[Data about app and page elements]
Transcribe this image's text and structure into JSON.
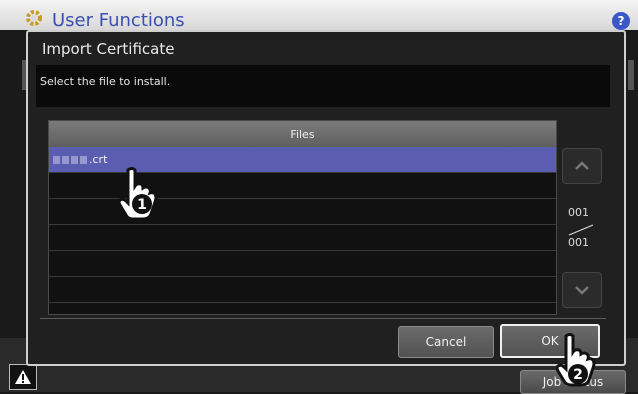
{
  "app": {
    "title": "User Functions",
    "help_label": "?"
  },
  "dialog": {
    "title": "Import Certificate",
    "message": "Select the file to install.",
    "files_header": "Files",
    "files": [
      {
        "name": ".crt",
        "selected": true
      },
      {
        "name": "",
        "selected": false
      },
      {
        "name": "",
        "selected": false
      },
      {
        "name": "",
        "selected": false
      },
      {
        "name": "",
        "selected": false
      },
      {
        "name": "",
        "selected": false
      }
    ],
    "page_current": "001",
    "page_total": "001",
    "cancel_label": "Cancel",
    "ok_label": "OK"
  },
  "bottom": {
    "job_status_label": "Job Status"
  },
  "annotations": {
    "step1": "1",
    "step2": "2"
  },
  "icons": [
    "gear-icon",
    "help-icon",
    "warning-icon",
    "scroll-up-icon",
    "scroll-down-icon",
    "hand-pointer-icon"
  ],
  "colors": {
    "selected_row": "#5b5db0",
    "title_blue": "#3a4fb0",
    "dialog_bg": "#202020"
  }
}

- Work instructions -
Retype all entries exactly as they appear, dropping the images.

- Result of the exercise -
Transcribe this image's text and structure into JSON.
{
  "app": {
    "title": "User Functions",
    "help_label": "?"
  },
  "dialog": {
    "title": "Import Certificate",
    "message": "Select the file to install.",
    "files_header": "Files",
    "files": [
      {
        "name": ".crt",
        "selected": true
      },
      {
        "name": "",
        "selected": false
      },
      {
        "name": "",
        "selected": false
      },
      {
        "name": "",
        "selected": false
      },
      {
        "name": "",
        "selected": false
      },
      {
        "name": "",
        "selected": false
      }
    ],
    "page_current": "001",
    "page_total": "001",
    "cancel_label": "Cancel",
    "ok_label": "OK"
  },
  "bottom": {
    "job_status_label": "Job Status"
  },
  "annotations": {
    "step1": "1",
    "step2": "2"
  },
  "icons": [
    "gear-icon",
    "help-icon",
    "warning-icon",
    "scroll-up-icon",
    "scroll-down-icon",
    "hand-pointer-icon"
  ],
  "colors": {
    "selected_row": "#5b5db0",
    "title_blue": "#3a4fb0",
    "dialog_bg": "#202020"
  }
}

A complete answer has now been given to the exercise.